—UHTS aha Contest Judge b'oki, USA



Honorable Mention

Parkinson's
with care he pencils in
his wife's eyebrows

André Surridge
New Zealand


Straightaway we know exactly the core subject of this senryu. What a perfect place to have a long pause or kireji in this verse then between the first and second lines. Knowing the seriousness of this health challenge, we're then reminded that most daily tasks are taken with care. Again, we have another amazing aha in line three that brings the depth of love and devotion.

I also enjoy this verse for its effectiveness of how it can impact the reader from first time reading to the next. What could happen if she tremors and the eyebrow pencil makes a turn for the worse causing them to break out in laughter or in frustration?
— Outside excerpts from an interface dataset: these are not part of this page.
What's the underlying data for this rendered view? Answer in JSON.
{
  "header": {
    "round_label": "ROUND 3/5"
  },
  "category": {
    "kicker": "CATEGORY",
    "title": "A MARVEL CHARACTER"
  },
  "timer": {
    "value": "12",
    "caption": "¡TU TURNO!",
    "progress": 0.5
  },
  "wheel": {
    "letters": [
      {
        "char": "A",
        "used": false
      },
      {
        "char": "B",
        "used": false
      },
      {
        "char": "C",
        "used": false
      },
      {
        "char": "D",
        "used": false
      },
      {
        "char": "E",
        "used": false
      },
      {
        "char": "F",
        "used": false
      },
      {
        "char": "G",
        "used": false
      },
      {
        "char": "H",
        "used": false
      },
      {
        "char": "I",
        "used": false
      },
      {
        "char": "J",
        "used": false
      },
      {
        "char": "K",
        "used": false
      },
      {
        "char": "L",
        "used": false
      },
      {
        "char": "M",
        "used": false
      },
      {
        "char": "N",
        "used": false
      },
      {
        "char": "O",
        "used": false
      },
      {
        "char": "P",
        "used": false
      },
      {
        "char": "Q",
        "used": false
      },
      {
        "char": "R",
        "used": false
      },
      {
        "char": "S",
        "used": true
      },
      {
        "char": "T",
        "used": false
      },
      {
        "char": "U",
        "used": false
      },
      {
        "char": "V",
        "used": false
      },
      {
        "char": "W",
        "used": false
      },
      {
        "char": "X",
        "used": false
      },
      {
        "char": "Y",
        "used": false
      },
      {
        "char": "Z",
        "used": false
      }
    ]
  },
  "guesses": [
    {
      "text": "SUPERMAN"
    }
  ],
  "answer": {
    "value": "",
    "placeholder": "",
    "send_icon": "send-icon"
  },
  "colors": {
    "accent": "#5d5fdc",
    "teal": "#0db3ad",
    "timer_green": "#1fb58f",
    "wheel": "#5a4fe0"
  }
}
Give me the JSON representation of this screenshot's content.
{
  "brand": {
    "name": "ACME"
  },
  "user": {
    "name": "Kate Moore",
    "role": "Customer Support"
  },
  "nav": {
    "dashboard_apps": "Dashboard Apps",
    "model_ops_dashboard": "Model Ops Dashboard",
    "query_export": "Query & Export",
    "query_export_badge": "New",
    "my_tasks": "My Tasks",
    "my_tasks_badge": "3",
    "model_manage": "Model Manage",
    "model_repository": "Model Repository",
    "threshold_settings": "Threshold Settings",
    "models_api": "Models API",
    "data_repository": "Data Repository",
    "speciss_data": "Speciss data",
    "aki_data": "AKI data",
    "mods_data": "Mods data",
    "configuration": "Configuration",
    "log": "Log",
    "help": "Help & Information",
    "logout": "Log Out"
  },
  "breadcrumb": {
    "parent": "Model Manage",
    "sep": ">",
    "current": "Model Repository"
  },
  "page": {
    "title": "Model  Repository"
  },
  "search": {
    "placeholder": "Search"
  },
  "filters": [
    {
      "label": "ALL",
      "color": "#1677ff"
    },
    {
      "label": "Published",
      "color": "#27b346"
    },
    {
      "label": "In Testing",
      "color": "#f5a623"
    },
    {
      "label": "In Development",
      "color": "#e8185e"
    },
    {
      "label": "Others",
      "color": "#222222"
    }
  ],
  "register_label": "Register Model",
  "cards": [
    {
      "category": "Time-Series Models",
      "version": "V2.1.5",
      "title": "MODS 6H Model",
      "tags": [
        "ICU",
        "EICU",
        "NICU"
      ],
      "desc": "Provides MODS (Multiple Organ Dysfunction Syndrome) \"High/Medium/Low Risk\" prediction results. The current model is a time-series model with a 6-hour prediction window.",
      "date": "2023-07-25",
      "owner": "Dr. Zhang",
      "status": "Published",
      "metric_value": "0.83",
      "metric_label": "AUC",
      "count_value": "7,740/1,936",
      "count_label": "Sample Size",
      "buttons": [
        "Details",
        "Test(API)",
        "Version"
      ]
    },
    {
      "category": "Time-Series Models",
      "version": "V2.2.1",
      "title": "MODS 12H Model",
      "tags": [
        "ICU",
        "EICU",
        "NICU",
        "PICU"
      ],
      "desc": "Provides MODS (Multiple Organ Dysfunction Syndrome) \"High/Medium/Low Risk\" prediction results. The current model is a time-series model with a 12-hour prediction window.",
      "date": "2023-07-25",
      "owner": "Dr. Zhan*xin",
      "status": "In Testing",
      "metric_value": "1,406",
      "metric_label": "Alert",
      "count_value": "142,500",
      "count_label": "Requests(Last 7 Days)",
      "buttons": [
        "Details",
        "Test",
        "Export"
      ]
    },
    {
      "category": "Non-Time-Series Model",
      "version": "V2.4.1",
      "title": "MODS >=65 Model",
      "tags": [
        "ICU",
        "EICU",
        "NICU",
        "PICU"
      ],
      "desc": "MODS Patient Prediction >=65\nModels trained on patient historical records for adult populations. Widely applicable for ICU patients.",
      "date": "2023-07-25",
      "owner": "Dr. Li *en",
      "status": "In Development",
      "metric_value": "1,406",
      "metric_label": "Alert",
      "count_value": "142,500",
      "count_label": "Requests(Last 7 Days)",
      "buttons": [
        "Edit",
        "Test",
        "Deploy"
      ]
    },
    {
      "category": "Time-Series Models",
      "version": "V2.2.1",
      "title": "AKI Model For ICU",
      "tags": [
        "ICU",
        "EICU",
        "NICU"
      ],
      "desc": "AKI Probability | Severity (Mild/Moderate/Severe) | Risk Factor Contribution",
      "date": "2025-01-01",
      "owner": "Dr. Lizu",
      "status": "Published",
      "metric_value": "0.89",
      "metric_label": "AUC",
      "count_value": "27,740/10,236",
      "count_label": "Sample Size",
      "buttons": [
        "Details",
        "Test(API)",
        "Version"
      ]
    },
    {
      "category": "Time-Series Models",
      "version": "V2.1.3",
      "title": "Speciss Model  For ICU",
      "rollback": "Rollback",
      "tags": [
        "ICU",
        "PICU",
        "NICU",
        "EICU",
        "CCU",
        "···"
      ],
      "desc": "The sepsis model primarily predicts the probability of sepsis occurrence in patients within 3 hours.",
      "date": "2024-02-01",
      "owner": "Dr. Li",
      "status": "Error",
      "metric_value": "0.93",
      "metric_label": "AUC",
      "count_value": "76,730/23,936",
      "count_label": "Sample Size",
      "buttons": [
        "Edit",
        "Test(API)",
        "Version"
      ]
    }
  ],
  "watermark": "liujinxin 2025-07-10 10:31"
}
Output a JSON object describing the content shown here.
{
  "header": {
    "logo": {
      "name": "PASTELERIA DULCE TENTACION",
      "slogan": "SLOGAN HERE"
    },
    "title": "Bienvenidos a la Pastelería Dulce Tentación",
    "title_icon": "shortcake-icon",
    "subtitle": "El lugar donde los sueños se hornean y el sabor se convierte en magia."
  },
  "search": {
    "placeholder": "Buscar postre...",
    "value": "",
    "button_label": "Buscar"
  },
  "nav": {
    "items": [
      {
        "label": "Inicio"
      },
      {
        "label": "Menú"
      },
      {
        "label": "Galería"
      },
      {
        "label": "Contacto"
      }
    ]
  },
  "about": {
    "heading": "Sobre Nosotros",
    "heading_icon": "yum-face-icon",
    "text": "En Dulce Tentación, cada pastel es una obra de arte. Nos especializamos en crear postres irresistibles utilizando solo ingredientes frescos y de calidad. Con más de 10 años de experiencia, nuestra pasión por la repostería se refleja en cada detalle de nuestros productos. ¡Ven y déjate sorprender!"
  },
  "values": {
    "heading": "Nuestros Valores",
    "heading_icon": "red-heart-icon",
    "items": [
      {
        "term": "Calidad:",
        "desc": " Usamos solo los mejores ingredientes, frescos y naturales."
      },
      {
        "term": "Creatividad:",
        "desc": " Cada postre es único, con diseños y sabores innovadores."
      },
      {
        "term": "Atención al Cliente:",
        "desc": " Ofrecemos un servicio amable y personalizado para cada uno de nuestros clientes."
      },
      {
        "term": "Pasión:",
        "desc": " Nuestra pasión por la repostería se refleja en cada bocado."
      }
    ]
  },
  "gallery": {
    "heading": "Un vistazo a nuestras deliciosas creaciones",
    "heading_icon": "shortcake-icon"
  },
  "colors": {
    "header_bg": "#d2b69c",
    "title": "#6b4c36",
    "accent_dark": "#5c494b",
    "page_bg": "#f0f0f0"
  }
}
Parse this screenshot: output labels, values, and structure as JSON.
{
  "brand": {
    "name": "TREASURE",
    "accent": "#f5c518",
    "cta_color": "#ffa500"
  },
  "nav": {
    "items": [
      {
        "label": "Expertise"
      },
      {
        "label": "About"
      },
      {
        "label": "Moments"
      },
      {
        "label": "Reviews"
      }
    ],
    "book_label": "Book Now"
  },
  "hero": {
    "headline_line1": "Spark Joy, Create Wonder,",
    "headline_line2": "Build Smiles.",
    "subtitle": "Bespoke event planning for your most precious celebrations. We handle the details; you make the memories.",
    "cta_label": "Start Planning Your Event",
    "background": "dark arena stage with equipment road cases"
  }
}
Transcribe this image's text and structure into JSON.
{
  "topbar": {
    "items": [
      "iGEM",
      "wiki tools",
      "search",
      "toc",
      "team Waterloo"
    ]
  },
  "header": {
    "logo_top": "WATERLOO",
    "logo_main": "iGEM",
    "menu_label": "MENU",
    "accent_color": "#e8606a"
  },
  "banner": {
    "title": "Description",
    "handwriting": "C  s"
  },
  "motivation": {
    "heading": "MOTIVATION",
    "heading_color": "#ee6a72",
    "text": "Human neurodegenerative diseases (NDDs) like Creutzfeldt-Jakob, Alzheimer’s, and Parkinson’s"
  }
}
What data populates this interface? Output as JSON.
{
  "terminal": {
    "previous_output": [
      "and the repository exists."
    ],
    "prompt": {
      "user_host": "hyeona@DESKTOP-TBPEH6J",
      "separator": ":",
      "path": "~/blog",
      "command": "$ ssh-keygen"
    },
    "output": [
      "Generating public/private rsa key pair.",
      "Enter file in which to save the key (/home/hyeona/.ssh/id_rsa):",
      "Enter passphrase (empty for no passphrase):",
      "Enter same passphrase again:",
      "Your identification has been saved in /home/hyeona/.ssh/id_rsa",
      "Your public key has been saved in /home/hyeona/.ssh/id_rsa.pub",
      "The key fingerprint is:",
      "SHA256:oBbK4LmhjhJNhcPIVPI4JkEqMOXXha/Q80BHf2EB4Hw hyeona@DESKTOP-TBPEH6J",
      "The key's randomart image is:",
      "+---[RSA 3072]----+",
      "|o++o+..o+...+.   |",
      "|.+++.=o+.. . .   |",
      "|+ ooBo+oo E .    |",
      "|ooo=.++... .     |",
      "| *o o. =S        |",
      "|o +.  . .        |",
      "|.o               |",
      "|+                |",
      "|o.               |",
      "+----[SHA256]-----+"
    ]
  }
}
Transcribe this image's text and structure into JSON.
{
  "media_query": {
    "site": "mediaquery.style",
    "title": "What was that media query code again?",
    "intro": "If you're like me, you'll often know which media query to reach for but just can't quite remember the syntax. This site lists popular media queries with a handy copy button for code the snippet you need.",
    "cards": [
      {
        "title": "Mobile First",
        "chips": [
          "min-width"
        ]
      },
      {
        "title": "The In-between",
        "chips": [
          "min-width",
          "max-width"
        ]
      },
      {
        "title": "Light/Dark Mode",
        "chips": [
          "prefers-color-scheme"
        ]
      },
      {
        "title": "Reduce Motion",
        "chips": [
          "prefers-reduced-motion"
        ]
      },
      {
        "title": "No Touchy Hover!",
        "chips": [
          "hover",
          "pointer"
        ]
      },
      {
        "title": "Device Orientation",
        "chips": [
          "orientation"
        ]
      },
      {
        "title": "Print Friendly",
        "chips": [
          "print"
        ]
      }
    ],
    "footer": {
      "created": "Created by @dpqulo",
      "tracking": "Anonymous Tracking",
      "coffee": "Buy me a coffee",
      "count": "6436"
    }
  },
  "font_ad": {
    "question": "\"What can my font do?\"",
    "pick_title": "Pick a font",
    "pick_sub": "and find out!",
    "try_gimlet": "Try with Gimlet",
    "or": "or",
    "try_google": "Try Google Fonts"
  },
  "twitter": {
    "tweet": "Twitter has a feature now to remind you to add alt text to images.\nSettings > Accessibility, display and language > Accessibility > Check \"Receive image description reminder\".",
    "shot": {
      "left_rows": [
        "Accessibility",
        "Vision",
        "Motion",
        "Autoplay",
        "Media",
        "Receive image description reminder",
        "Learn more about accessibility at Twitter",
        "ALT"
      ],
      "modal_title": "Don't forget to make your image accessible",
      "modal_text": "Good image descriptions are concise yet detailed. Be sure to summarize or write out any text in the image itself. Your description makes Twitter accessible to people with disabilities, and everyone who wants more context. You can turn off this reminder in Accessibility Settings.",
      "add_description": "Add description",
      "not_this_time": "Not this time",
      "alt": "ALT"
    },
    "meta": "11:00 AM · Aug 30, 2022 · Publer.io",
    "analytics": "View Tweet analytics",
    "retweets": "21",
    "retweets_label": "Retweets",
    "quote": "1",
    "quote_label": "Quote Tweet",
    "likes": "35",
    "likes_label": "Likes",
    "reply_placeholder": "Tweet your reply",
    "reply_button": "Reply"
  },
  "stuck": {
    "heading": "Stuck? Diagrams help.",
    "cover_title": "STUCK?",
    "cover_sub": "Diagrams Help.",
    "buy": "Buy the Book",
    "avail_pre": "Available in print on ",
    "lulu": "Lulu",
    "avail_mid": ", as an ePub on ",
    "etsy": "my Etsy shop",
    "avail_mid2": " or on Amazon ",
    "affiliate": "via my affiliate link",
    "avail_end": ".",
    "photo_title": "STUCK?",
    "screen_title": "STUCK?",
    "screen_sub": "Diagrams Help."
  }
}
The eyebrows express a lot of emotion so she must trust him to not only draw them identical but to know her enough to mirror her essence. Well done!

—UHTS aha Contest Judge b'oki, USA



Congratulations to all winners. It was a pleasure to offer my comments. Thank you to everyone who sent in submissions for which we had many of this year. We offer them in honor and memory of Hortensia Anderson. I know she would have enjoyed them as much as we have.

—UHTS aha Contest Judge b'oki, USA



Note: For future reference in the year 2015, our three contests are:

aha (Annual Hortensia Anderson) Awards for Haiku/Senryu, Judge: b'oki, USA
The Fleeting Words Tanka Competition, Judge: an'ya, USA
Samurai Haibun Contest, Judge: Sonam Chhoki, Bhutan